Murder (She Said)

The Moviegoer

The venerable Margaret Rutherford, it occurs to me, is not properly appreciated in this country. It's not that she's completely unknown--the Boulting brothers have given her enough bit parts recently, and one remembers her dimly as somebody's aunt in I'm All Right, Jack. But most people are apt to be content simply to recognize her bulk; and, having distinguished her from all those other clever English actors, they smile happily, rather like a city boy able to name a curious country flower, and forget all about her.

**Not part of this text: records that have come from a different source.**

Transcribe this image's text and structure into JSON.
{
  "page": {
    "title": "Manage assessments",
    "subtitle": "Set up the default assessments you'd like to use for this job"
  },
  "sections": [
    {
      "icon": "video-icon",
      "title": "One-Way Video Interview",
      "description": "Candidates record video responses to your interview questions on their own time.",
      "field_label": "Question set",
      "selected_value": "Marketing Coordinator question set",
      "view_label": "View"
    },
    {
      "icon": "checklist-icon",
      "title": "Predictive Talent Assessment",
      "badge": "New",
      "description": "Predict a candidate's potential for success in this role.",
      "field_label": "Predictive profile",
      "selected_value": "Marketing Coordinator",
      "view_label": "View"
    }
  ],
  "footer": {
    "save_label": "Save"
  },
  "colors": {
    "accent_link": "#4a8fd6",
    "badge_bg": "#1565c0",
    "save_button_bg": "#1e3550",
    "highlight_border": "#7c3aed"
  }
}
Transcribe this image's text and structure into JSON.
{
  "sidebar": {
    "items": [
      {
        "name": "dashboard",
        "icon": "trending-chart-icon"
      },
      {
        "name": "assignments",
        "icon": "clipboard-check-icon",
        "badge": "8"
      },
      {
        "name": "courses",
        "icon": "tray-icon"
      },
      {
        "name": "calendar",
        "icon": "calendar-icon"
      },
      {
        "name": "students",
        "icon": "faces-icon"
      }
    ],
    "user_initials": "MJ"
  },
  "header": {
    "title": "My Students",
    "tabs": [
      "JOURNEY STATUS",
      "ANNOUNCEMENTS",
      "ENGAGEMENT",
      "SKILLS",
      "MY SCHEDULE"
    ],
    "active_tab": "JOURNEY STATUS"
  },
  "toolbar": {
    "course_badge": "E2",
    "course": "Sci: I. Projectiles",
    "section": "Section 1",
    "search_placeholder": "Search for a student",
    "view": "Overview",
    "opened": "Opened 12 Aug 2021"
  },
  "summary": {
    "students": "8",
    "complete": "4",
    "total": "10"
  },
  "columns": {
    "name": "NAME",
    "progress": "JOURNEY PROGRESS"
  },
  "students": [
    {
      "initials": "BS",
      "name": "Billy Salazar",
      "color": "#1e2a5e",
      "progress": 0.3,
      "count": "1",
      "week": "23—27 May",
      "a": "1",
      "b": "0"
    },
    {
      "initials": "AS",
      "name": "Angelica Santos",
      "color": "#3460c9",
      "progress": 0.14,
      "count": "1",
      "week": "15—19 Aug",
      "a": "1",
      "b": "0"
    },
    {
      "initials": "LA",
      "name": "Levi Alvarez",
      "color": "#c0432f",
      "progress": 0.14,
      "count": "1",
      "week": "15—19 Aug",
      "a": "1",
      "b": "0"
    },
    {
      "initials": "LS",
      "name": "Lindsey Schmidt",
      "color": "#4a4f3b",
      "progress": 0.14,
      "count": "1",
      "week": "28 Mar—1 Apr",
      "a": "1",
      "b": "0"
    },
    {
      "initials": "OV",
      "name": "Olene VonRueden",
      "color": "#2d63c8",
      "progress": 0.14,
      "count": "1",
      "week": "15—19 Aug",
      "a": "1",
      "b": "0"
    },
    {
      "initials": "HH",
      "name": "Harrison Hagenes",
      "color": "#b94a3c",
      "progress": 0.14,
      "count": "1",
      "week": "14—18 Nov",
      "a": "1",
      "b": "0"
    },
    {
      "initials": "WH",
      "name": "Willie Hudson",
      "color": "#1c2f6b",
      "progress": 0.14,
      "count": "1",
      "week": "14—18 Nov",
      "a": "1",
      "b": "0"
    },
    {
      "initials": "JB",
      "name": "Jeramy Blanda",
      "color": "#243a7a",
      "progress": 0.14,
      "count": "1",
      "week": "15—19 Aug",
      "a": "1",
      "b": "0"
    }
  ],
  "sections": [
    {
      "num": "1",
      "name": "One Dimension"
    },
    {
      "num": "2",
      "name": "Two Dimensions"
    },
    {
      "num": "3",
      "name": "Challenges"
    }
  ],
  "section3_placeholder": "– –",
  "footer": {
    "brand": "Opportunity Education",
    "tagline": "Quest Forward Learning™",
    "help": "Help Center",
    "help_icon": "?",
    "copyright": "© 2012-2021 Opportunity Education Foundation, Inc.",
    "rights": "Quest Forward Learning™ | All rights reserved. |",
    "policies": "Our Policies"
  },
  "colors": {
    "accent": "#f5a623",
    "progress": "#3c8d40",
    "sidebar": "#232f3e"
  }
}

Such a state of affairs is exceedingly unfortunate, for Miss Rutherford, a delectable mountain of a woman, is a supreme comic actress. This truth my now come to be appreciated, for in Murder (She Said)--damned awkward name for a film, really--She has a movie all to herself. Nominally, of course, Miss Rutherford shares her billing with James Robinson Justice and Arthur Kennedy, capable men. But they are mere objects for her to bully, to investigate, or to stalk in a rather frighteningly effective way.

For Murder (She Said), is, in form, a murder mystery, sensibly, 4:50 From Paddington. Miss Rutherford, you see, observes during the first minute of the movie, a murder on a train running parallel to one on which she is traveling; and naturally enough, her sole object thereafter is to track down the malfeasant. The police, equally naturally, are rather stupid, and think Miss Rutherford's gone barmy. She, consequently, marches fearlessly to the house where she has traced the skulduggery, and in her most formidable dowager's tweeds, and devastatingly sensible shoes, assumes the post of cook-chambermaid, the better to observe the goings-on.

Miss Rutherford observing is a sight to behold: armed with a No. 4 iron, she prowls the grounds by night; or, tea service in hand, crouches in front of keyholes to listen to suspicious chatter--and all this with the majesty of an ocean-going ship. Eventually, of course she gets her man (for absolutely no one in the movie seems able ever to say no to Miss Rutherford), and the police apologize quite handsomely.

And everything else about Murder (She Said) is handsome too. Messrs. Justice and Kennedy are agreeable objects, the one as a bed-ridden patriarch, the other as a sympathetic country doctor from this side of the water. The direction is brisk, the screenplay properly ominous, and some one has written a remarkably lively musical score, which is performed on what sounds like a bar-room harpsichord. One trusts that Miss Rutherford's long deferred American fame will now at length, be firmly secured.